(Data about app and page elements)
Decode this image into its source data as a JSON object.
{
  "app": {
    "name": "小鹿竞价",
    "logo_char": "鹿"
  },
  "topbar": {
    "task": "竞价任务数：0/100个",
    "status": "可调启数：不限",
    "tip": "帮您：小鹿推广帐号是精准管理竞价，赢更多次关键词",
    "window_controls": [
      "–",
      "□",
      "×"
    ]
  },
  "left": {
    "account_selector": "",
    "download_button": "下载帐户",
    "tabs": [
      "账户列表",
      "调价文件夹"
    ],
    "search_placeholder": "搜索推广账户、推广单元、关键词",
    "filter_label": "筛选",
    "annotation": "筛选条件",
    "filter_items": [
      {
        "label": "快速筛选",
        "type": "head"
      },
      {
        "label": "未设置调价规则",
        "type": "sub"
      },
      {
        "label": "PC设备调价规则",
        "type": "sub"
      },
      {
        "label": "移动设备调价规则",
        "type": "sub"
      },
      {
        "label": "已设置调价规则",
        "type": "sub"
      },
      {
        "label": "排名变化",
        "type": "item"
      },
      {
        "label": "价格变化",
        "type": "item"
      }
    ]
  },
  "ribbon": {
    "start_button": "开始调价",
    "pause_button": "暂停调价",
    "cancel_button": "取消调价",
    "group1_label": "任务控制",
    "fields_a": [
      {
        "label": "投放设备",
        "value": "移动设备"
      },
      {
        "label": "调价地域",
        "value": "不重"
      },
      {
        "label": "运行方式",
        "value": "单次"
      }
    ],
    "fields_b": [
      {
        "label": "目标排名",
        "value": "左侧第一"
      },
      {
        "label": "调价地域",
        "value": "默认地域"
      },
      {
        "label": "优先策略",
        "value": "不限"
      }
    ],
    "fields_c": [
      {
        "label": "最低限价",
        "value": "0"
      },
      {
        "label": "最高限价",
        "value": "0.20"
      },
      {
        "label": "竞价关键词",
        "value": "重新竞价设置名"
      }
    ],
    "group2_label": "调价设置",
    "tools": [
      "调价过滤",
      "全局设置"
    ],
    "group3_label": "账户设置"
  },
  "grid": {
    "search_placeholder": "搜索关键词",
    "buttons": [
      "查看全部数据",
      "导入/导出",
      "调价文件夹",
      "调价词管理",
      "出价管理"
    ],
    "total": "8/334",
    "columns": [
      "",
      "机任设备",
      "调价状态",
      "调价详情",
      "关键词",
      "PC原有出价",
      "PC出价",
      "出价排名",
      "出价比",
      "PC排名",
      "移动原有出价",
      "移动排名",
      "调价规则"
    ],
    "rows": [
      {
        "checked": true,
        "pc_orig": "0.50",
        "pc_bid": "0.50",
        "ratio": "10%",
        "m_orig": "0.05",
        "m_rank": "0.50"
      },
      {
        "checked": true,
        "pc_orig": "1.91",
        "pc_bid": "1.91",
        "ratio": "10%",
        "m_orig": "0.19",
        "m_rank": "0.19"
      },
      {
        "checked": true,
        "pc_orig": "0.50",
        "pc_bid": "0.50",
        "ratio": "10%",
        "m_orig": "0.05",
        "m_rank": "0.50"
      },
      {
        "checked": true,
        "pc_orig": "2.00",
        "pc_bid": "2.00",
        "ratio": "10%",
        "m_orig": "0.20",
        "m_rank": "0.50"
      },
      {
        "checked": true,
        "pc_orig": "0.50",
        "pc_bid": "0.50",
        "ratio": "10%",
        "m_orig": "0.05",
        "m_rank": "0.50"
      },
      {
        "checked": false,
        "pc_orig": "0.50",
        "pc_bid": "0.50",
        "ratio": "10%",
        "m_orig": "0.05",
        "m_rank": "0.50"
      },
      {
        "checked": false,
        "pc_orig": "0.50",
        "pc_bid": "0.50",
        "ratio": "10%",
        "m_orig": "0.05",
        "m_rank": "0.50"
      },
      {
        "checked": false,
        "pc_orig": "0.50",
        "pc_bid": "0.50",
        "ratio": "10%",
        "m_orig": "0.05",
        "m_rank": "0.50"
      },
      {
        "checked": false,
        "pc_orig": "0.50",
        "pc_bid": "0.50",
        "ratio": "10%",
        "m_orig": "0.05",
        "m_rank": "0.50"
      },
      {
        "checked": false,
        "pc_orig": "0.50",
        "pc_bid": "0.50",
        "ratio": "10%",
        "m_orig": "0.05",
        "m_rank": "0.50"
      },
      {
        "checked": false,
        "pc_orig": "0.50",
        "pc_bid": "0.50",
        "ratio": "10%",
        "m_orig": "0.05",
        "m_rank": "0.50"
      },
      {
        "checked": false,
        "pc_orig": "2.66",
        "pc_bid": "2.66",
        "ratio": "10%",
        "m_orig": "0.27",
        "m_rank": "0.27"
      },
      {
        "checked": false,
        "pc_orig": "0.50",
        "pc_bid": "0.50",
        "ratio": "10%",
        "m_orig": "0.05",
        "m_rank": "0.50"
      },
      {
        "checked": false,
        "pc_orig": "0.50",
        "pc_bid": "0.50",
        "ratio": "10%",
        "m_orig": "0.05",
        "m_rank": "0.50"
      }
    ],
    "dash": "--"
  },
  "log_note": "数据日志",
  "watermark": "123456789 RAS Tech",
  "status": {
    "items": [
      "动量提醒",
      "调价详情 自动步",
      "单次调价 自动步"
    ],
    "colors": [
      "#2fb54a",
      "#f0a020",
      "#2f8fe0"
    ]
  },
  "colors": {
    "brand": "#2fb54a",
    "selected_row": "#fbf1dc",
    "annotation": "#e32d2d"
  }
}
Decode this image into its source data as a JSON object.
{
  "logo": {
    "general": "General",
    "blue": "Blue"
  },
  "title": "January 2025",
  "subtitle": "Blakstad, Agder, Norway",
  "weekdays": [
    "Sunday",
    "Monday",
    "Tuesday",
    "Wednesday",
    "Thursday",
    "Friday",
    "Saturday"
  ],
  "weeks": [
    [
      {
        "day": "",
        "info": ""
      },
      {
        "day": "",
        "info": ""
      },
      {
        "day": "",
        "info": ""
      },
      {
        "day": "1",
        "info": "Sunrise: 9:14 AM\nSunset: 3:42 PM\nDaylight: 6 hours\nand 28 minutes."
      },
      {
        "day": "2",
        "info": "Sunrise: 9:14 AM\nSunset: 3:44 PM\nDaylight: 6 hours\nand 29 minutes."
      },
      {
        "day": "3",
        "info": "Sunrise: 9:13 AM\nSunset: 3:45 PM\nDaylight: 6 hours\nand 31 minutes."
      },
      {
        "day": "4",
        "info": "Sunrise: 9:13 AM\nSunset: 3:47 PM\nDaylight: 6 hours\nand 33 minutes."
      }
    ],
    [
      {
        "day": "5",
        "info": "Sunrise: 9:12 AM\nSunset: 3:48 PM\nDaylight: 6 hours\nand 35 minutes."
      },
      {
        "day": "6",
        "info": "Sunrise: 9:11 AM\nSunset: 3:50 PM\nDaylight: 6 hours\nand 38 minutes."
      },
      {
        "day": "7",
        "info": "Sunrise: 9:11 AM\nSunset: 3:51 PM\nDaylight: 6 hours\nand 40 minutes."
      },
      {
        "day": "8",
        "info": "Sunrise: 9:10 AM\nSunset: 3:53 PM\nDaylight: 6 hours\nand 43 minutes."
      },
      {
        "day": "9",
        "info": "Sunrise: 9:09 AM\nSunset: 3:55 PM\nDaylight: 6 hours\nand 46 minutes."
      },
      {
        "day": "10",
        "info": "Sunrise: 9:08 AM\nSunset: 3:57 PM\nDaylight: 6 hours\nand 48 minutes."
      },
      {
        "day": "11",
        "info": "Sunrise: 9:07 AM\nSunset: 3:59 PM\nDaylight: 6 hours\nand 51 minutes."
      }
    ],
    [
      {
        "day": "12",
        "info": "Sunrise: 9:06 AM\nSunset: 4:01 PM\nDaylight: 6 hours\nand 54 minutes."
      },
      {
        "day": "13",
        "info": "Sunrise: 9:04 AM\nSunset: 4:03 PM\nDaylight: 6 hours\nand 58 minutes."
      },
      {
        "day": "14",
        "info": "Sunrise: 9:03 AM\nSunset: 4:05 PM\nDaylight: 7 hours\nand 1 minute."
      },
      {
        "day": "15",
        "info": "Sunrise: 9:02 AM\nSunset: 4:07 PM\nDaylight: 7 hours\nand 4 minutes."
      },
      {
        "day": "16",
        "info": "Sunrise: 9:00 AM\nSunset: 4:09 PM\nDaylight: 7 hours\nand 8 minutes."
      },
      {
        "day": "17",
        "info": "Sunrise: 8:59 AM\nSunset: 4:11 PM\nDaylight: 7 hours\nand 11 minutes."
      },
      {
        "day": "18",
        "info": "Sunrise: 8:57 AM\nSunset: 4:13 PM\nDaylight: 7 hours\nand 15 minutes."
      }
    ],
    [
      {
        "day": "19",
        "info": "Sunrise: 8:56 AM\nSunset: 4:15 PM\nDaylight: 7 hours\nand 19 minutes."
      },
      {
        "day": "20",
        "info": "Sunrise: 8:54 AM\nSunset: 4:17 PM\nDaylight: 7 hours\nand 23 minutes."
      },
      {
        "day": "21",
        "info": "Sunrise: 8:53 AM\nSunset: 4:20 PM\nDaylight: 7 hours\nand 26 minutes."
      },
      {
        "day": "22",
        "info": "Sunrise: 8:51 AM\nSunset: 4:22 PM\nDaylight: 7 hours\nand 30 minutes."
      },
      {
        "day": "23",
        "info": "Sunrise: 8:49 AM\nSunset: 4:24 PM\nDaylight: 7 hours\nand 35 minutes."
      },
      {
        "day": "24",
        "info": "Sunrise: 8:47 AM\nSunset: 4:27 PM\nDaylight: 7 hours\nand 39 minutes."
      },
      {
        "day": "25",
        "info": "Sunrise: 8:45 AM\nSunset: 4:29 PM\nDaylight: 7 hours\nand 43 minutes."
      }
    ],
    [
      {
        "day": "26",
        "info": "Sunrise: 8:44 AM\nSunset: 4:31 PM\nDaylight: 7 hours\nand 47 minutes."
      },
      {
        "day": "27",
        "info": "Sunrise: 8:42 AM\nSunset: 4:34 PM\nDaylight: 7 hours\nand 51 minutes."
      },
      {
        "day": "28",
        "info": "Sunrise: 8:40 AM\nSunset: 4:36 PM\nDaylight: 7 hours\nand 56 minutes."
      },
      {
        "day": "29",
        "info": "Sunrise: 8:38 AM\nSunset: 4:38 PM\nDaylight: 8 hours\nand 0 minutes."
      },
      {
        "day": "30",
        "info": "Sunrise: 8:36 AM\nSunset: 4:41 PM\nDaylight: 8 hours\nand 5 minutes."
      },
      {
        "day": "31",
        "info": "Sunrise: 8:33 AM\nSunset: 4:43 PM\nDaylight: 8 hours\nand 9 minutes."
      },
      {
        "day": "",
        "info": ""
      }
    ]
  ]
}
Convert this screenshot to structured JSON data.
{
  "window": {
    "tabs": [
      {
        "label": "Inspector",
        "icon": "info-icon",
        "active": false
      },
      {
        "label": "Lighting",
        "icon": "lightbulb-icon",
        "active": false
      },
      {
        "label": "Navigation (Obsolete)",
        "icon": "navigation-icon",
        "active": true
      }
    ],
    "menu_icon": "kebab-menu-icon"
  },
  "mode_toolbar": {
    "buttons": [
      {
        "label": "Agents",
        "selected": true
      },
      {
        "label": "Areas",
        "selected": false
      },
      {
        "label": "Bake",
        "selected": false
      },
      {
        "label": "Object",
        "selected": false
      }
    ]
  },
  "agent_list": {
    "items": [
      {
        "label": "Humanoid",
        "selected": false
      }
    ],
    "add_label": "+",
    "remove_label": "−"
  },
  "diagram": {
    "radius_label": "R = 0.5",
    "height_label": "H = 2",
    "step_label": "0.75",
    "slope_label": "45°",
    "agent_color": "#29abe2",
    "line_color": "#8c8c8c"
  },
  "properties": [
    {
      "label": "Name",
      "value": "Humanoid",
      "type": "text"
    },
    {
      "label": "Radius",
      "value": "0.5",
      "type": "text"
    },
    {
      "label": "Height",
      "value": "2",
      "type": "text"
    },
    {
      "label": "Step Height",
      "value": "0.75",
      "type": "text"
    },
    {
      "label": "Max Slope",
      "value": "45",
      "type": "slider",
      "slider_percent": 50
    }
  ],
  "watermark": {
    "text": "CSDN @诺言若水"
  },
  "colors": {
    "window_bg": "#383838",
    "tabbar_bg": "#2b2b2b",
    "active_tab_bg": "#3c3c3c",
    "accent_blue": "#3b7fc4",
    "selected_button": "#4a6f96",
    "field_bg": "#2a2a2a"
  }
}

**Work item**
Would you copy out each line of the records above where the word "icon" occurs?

**Response**
        "icon": "info-icon",
        "icon": "lightbulb-icon",
        "icon": "navigation-icon",
    "menu_icon": "kebab-menu-icon"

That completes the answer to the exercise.